  • Zur Typologie des Theresienstädter Konzentrationslagers. In: Judaica Bohemiae. XVII Jg., Nr. 1, 1981, 3–14.
  • Zur Statistik der jüdischen Bevölkerung im sog. Protektorat. In: Judaica Bohemiae. Nr. 2, Bd. XXII, 1986, 9–19.
  • Das Schicksal der Theresienstädter Osttransporte im Sommer und Herbst 1942. In: Judaica Bohemiae. Nr. 2, Bd. XXIV, 1988, 83–97.
  • Deutsche Juden in Theresienstadt. In: Theresienstädter Studien und Dokumente. 1994, 36–53.
  • „Heydrichiaden“. Widerstand und Terror im Protektorat Böhmen und Mähren. In: Loukia Droulia, Hagen Fleischer (Hrsg.): Von Lidice bis Kalavryta. Widerstand und Besatzungsterror. Studien zur Repressalienpraxis im Zweiten Weltkrieg. (Nationalsozialistische Besatzungspolitik in Europa 1939–1945, Band 8). Berlin 1999, ISBN 3-932482-10-7.
  • Sieben Monate in Kaufering. In: Theresienstädter Studien und Dokumente. 2002, 13–24.


  1. ^ a b c d "Miroslav Kárný o nasem case" (in Czech). 22 February 2002. Archived from the original on 30 July 2007. Retrieved 15 December 2008. 
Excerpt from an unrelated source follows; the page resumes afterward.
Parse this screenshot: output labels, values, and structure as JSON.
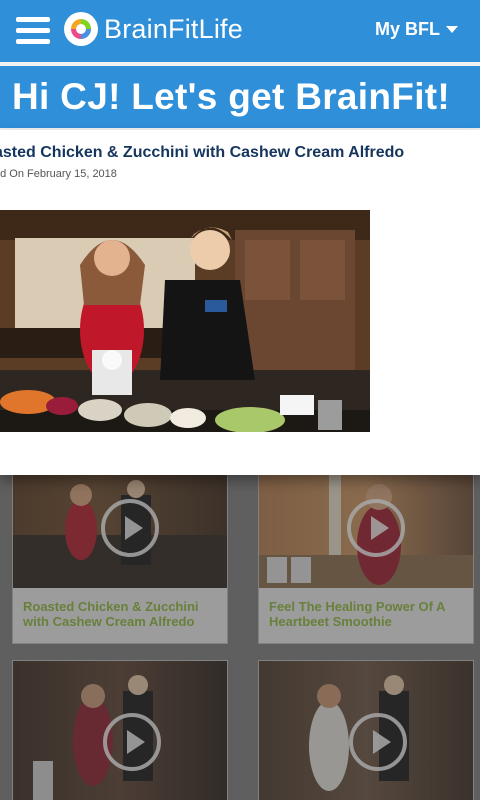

  2. ^ "Kdo byli komunisté internovaní v Terezíně? S historičkou Hájkovou o identitě tehdejších vězňů" [Who were the communists interned in Terezin? With the historian Hájková about the identity of the then inmates] (in cz). 
  3. ^ Berenbaum, Michael & Gutman, Yisrael (eds). Anatomy of the Auschwitz Death Camp. Indiana University Press and the United States Holocaust Memorial Museum (1994); this edition 1998. ISBN 0-253-20884-X
  4. ^ Jiří Kárný was then working as a manager, closely with Ludvík Frejka, one of the main defendants. Frejka was hanged; Jiří received a long sentence. See "Miroslav Kárný (1919–2001)". By Raimund Kemper, p.6 (in German).
  5. ^ SO KS SNB Prague – Protocol registration volumes and kontrarozvědného development agency